China’s carbon emissions fell in first three quarters, says official
Level of emissions per unit of economic growth dipped by about four per cent, says climate change chief at government’s economic planning agency
China’s carbon intensity – the level of carbon emissions per unit of economic growth – fell about four per cent in the first three quarters of 2017, putting the country on track to meet its five-year targets, a senior official said.
China vowed to cut 2015 levels of carbon intensity by 18 per cent by the end of 2020, part of a longer-term pledge to bring total greenhouse gas emissions to a peak by “around 2030”.
Li Gao, the head of the climate change office at the National Development and Reform Commission, told a conference that China had made clear progress in decoupling economic growth from carbon emissions.
Li said in a report published on the website of China’s National Energy Administration late on Thursday that China was also still aiming to complete the launch of a nationwide carbon emissions trading scheme.
China’s national trading scheme was originally expected to go into operation last year, but was delayed to 2017 as market designers struggled to handle problems like emissions data accuracy.
Xie Zhenhua, China’s top climate official, said during global climate negotiations in Bonn that the scheme was now awaiting cabinet approval.
Several studies have suggested that China is on track to meet its emissions peak target well ahead of schedule, with Chinese scientists saying in a paper in the Resources, Conservation and Recycling journal that China’s CO2 could hit its maximum in 2024.

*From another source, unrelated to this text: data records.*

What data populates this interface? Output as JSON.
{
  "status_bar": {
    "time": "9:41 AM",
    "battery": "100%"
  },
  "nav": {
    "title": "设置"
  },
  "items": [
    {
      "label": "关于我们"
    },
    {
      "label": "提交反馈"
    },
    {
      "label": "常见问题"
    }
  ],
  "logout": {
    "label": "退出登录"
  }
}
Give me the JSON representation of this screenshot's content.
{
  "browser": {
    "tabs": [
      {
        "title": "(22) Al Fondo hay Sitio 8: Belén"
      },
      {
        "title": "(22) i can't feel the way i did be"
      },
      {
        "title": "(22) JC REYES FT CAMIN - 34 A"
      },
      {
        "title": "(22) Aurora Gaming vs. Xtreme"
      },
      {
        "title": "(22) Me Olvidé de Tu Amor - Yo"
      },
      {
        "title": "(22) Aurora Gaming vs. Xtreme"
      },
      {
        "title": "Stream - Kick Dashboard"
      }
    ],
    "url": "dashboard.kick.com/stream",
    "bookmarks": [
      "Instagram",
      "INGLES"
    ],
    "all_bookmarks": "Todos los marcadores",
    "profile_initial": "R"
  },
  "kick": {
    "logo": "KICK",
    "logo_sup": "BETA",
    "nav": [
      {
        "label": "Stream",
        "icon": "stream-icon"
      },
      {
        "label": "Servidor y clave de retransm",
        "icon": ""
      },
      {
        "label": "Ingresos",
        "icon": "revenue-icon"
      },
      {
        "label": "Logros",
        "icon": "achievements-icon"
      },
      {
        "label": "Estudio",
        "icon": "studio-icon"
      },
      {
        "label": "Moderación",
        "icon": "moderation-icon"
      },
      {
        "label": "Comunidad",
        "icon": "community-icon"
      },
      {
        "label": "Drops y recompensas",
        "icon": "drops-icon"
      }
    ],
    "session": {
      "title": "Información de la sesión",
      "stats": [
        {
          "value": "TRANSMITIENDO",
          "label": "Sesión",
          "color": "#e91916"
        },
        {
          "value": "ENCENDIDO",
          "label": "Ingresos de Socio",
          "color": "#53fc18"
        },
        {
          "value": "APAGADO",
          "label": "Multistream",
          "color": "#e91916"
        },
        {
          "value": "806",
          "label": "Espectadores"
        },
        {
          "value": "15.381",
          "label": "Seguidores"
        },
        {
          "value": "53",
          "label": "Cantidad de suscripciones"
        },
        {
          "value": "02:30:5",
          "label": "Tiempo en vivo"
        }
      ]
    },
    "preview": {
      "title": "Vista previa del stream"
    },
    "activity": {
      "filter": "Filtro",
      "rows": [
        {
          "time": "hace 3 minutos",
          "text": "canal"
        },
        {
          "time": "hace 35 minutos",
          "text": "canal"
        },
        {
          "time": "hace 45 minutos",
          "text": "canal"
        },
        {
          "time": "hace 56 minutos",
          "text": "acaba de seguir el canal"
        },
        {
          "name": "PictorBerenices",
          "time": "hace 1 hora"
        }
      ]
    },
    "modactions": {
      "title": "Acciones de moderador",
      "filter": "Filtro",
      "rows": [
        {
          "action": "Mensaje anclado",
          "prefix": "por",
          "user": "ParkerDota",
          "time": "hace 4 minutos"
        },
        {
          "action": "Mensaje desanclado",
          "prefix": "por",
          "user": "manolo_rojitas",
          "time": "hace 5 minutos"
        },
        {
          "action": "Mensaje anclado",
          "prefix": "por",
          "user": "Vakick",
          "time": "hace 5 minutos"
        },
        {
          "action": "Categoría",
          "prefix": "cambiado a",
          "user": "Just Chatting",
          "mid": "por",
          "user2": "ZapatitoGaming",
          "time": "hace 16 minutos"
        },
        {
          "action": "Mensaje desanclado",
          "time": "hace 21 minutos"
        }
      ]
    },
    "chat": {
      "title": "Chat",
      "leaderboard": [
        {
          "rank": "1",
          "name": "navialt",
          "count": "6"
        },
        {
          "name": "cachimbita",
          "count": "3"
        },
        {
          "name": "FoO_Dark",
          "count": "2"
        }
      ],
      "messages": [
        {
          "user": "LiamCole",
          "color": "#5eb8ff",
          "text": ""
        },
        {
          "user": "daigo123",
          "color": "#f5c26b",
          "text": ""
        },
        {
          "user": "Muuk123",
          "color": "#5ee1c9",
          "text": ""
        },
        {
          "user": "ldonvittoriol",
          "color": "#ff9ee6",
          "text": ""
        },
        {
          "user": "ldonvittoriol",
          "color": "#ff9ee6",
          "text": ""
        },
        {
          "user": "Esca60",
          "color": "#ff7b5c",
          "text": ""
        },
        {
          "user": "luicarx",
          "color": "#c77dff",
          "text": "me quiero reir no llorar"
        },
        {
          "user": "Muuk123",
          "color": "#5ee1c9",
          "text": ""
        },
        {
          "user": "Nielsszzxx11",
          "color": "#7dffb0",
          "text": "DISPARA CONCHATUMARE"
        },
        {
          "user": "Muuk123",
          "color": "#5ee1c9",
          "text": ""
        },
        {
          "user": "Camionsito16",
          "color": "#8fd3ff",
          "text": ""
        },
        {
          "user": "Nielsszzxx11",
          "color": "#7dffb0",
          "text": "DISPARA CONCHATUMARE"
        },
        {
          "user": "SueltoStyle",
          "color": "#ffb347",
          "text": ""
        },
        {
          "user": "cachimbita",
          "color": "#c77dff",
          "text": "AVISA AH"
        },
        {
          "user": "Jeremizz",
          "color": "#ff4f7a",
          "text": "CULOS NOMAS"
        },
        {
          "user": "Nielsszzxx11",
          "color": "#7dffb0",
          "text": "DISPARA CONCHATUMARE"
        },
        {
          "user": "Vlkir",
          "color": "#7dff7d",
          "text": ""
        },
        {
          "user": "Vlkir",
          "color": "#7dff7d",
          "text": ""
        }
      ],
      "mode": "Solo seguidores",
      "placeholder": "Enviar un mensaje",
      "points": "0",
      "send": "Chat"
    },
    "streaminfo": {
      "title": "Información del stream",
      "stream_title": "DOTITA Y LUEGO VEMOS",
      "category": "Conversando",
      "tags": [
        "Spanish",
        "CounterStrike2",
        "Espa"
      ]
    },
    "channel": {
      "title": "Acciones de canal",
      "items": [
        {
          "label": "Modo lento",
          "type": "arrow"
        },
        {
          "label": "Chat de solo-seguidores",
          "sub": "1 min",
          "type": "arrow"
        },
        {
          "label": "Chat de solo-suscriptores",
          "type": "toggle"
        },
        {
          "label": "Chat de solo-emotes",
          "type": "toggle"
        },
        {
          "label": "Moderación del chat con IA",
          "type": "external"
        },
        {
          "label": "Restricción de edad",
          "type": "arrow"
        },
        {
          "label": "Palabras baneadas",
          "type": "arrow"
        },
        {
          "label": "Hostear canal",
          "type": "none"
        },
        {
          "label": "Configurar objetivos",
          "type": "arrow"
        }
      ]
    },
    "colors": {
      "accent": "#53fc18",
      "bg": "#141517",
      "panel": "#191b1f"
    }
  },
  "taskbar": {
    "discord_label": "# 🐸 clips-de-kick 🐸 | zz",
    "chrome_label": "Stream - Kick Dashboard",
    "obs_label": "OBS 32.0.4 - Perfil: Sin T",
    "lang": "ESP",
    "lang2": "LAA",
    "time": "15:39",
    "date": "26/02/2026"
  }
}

A Chinese think tank has also suggested that national energy consumption – the source of about three quarters of China’s carbon emissions – may also have peaked.